Pernell Walker Talks Pariah
An Interview with Pernell Walker
By Wilson Morales
Expanded from the short film of the same name, which screened at the 2008 Sundance Film Festival, Adepero Oduye, who had starred in the short film, portrays Alike, a 17-year-old African-American Brooklyn teenager who’s juggling conflicting identities and risks friendship, heartbreak, and family in a desperate search for sexual expression.
Also featured in the film are Kim Wayans, Pernell Walker, Charles Parnell, Sahra Mallesse, and Aasha Davis.
For Walker, who’s also reprising her role as Laura from the short film, ‘Pariah’ is her first feature. The South Bronx native, who holds a M.F.A in acting from Actor’s Studio Drama School and a B.A in Theater from City College, has worked in the theater world, having roles in ‘Seed,’ ‘Earl’s Post Prison Playdate,’ and ‘A Time in South Africa.’
Did you ever think the film will be turned into a feature after being part of the short film years ago?
Pernell Walker: Yes. It’s been amazing. It’s been a long journey. With the Gotham Awards and the reception at the Sundance and Toronto film festivals, I’m really happy.
How did you get involved with the film?
PW: Well, it happened in ’06. I heard about the audition through my school at Actors Studios Drama School and I submitted myself. At the time I had a headshot that’s totally different from the character I played, Laura. I just poured my heart into a good cover letter to get a chance to audition. I was given the opportunity and since then, we’ve been taking it from there, and after the short was done, it went to a number of festivals. I was then invited back to do the feature. As I mentioned before, it’s been a long journey but I’ve learned a lot. This is my first feature film and it’s been a process and I appreciate that.
From the time you did the short film to the feature, what’s changed for Laura?
PW: I would say the short film had some risk taking in the way of the central story was the relationship of Alike and Laura. You have an open window into their life as friends and with the feature you have a wider look at their lives in different areas. We get to see what’s happening in Alike’s home life. You get to see what’s going on between her parents and also in Laura’s life. You have a full picture of their lives. You get to see why Laura is hard on the outside and protective with that swagger she has. You see why Alike is feeling unsure of herself because she doesn’t want to get dismiss by her mother for being gay.
What did you do to get into character?
PW: I’m from the South Bronx. I grew up in a rough neighborhood. A lot of the things that Laura was surrounded by I could relate to in that she was much grounded and outspoken. She knew who she was and there was no changing her from that. Being from the South Bronx, you learn to be tough and how to protect yourself, but at the same time, what really helped me to make Laura human is to go into those places where I didn’t fit in, and where I hurt in the past. Where I myself felt like a pariah when people hurt me in the past and I put that into playing Laura. That was the hardest thing for me. I wanted to show her vulnerable side in that the audience would understand that she doesn’t wear her heart on her sleeve because she’s been hurt so many times in the past by being kicked out of her mom’s house and just dealing with dropping out of school and working and having financial instability and staying with her sister. She had a lot of issues that I could relate to. Plus, the human bond of wanting to be accepted and love that I could really hold on to and create the heart of Laura.
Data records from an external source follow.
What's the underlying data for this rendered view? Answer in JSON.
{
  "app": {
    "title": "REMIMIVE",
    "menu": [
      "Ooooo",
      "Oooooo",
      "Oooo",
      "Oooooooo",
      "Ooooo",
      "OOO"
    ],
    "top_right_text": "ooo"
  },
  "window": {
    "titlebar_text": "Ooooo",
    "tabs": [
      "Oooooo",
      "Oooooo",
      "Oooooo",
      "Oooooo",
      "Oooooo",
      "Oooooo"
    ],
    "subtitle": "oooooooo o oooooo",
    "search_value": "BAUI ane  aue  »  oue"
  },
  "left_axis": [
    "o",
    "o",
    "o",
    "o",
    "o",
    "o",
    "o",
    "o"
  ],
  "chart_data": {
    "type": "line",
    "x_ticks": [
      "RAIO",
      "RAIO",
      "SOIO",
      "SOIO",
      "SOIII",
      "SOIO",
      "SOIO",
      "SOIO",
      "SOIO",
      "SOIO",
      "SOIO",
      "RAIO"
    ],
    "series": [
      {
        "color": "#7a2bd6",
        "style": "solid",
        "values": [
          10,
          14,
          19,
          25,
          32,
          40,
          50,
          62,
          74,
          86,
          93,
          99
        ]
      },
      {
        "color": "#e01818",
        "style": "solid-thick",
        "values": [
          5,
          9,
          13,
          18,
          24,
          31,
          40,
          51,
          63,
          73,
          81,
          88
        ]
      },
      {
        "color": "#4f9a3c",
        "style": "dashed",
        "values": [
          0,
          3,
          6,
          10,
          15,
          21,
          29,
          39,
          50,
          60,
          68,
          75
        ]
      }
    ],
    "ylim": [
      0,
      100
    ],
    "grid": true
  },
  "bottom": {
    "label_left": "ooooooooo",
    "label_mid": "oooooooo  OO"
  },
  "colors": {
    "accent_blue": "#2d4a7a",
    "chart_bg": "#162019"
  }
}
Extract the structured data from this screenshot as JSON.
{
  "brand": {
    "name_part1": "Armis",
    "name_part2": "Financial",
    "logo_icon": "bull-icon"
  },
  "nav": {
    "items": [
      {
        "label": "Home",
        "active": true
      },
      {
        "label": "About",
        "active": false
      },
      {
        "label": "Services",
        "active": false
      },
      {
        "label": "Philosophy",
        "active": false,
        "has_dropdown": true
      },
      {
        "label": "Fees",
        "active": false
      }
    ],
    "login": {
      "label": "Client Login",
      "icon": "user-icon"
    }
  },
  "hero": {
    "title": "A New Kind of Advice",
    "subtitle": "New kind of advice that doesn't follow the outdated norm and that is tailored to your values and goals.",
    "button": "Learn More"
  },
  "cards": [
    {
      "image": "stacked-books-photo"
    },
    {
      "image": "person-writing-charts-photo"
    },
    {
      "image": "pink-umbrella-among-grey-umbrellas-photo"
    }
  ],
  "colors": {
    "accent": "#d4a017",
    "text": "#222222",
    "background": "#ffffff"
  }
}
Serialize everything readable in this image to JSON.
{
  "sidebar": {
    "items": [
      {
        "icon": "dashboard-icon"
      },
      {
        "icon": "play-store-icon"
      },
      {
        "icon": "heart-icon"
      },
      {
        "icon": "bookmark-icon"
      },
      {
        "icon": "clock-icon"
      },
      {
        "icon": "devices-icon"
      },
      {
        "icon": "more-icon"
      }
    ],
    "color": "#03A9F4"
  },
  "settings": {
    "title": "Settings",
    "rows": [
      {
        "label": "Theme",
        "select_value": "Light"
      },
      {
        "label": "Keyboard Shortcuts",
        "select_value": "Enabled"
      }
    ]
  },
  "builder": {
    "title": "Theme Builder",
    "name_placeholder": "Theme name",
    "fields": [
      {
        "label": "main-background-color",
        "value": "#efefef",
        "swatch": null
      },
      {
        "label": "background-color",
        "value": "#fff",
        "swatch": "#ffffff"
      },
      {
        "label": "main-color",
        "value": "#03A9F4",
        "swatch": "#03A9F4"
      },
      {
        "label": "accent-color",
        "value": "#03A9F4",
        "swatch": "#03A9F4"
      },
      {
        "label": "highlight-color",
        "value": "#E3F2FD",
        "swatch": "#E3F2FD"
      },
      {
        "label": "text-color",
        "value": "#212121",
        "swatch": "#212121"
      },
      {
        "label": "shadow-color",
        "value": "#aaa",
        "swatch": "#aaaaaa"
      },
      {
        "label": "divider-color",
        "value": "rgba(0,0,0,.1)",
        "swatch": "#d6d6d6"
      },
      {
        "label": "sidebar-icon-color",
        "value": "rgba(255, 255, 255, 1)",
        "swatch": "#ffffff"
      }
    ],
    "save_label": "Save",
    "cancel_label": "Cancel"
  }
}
How was working with Dee Rees and Adepero Oduye?
PW: It was wonderful. Adepero is a very talented actress and pleasure to work with. We had a great chemistry due to clicking at the audition and callbacks. Dees had sent us to acting exercises in which we were sent in character to different environments (gay, straight) just to observe how do we feel, what’s going on, and how people are reacting to us as these characters. It was very interesting. Dee is very trusting and a patient director. She would allow you to do your work as much as you need to and if you needed help, she was always available. What helped me was that she wasn’t married to the script. She would plant spontaneous lines somewhere to see the reactions of how the actors would play off them. It was really brilliant that she knew down to at T what she wanted and she navigated getting that out of the actors without being on top of them hands on. She allowed you a lot of freedom. With Adepero, the nuance and subtlety that she gives you, it really grounds you and you really begin to trust yourself.
PW: It’s the best preparation. To come from a true place and find what it is that your character wants and what do they need. It’s the same logic but just scaled down for the film lens.
What’s next for you?
PW: I’m still auditioning. I just wrapped up a successful Off-Broadway production of ‘Seed,’ in which I played Rashawn Lee. That was done at the National Black Theater. I’m just promoting ‘Pariah,’ and I’m here for the ride.